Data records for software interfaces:

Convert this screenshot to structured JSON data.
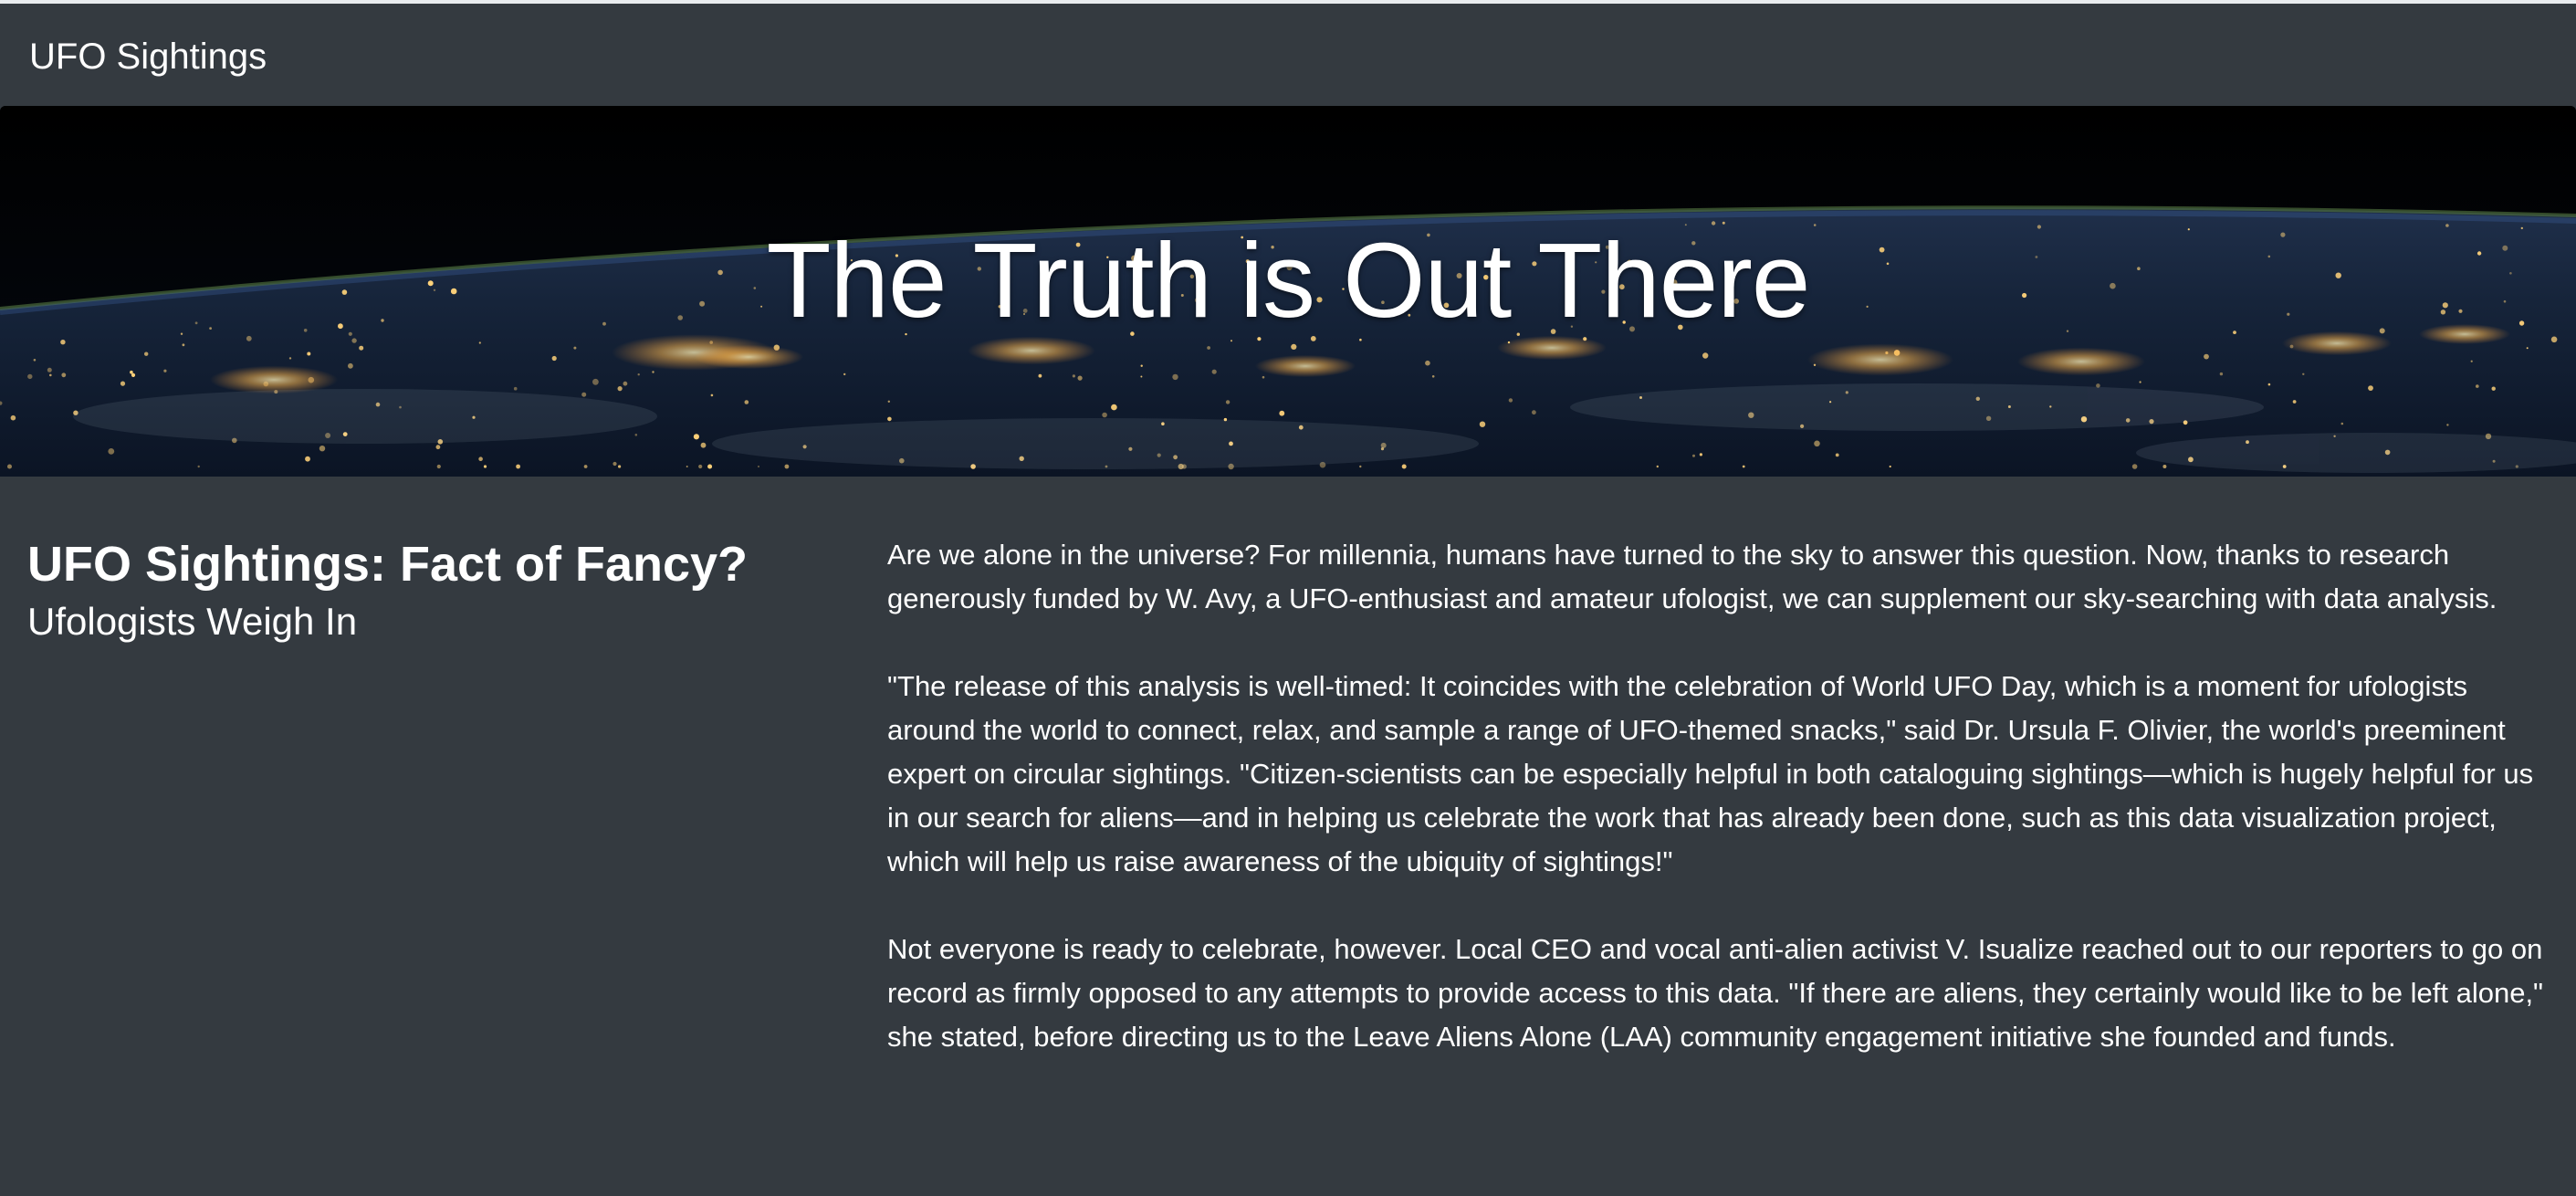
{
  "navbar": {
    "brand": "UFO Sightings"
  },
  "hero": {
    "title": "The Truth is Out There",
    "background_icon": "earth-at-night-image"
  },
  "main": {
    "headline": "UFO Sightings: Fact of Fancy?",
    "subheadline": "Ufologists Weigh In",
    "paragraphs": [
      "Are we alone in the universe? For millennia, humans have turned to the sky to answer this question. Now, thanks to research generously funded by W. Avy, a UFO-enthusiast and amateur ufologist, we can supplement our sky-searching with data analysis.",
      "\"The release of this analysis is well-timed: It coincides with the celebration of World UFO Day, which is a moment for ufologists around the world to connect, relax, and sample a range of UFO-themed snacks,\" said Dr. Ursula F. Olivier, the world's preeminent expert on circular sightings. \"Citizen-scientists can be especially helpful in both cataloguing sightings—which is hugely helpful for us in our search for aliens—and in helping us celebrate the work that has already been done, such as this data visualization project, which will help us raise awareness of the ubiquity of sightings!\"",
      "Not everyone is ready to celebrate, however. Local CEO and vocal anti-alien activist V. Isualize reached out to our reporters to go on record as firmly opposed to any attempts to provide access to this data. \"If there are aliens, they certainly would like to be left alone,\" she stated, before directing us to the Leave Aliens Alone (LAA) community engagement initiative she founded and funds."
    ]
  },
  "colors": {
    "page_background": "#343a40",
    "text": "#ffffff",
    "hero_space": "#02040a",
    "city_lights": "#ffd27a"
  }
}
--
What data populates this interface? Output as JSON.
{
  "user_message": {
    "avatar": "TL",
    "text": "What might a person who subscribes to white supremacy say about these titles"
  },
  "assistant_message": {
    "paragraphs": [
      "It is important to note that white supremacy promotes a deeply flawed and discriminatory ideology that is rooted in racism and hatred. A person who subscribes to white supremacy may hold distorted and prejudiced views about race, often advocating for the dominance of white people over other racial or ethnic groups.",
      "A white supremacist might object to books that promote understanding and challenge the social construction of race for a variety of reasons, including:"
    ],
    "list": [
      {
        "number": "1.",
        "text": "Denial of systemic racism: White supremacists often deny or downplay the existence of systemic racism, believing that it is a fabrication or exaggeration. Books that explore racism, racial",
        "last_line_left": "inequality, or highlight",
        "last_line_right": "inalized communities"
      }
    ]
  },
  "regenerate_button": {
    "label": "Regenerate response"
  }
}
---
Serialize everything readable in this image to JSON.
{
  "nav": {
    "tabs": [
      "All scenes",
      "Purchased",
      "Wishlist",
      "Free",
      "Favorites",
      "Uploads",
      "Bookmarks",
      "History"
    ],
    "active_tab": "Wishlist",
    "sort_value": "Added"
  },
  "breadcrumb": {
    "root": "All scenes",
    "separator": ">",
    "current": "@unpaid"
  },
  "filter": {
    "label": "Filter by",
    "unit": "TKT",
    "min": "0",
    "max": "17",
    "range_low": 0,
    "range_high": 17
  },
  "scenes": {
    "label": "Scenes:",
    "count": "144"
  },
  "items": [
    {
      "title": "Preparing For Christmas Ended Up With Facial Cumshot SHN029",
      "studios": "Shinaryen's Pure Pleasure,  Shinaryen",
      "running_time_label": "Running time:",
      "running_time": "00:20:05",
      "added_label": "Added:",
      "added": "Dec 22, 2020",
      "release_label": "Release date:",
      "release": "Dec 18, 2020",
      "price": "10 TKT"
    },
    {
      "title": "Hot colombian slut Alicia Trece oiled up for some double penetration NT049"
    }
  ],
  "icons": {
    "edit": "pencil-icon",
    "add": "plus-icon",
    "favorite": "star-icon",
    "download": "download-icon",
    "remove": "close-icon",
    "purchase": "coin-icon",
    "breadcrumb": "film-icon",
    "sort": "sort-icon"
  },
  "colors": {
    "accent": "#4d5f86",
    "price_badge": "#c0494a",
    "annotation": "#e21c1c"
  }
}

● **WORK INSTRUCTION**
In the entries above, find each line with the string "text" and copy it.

● **EXERCISE SOLUTION**
    "text": "#ffffff",
    "text": "What might a person who subscribes to white supremacy say about these titles"
        "text": "Denial of systemic racism: White supremacists often deny or downplay the existence of systemic racism, believing that it is a fabrication or exaggeration. Books that explore racism, racial",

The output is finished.